### STORED DATA
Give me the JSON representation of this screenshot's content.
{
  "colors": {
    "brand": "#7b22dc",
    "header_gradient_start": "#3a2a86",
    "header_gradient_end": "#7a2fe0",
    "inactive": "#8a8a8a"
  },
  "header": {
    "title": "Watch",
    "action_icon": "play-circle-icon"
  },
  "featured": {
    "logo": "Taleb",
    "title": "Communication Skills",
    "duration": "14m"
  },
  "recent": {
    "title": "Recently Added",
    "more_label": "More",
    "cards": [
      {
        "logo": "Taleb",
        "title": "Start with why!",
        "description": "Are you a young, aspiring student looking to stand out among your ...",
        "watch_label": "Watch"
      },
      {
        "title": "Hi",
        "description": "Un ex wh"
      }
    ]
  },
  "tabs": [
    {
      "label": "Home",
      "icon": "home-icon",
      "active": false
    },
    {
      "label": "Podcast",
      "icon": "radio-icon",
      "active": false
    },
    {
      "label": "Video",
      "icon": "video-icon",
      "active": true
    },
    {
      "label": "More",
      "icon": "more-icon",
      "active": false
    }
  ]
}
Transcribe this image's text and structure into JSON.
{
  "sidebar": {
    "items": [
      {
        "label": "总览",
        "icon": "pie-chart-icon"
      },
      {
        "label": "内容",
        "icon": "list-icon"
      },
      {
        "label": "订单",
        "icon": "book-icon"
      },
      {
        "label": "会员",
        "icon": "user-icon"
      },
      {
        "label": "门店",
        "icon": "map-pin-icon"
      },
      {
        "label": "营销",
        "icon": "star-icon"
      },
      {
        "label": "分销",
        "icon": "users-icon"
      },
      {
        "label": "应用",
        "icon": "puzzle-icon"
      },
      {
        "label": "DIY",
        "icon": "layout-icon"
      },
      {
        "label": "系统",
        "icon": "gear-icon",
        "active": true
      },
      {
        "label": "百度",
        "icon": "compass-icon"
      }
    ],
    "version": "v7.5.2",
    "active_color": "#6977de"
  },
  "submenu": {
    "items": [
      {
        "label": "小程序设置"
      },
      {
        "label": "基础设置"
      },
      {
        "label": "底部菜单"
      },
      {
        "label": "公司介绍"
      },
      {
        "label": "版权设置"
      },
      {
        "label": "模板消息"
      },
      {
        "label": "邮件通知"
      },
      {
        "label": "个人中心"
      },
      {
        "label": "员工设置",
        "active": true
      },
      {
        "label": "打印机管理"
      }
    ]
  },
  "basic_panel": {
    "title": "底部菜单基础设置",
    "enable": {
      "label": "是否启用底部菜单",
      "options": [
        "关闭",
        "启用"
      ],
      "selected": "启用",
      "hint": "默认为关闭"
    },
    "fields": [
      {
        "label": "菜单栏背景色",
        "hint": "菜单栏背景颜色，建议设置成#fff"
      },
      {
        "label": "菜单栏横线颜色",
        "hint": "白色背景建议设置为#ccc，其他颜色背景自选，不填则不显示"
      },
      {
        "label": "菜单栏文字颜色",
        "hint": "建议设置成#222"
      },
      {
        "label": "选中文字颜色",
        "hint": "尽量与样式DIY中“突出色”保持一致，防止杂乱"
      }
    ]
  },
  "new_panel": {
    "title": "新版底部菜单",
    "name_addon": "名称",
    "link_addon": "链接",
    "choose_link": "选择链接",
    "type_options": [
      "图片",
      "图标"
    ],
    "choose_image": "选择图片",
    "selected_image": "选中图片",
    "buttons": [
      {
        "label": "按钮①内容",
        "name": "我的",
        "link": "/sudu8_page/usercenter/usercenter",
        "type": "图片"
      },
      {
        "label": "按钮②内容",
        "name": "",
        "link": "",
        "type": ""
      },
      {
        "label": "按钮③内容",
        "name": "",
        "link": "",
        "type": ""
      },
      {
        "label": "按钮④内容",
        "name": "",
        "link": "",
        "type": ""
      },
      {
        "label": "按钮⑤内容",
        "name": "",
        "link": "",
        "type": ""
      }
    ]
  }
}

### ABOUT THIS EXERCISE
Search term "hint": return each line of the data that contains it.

### ANSWER SPACE
      "hint": "默认为关闭"
        "hint": "菜单栏背景颜色，建议设置成#fff"
        "hint": "白色背景建议设置为#ccc，其他颜色背景自选，不填则不显示"
        "hint": "建议设置成#222"
        "hint": "尽量与样式DIY中“突出色”保持一致，防止杂乱"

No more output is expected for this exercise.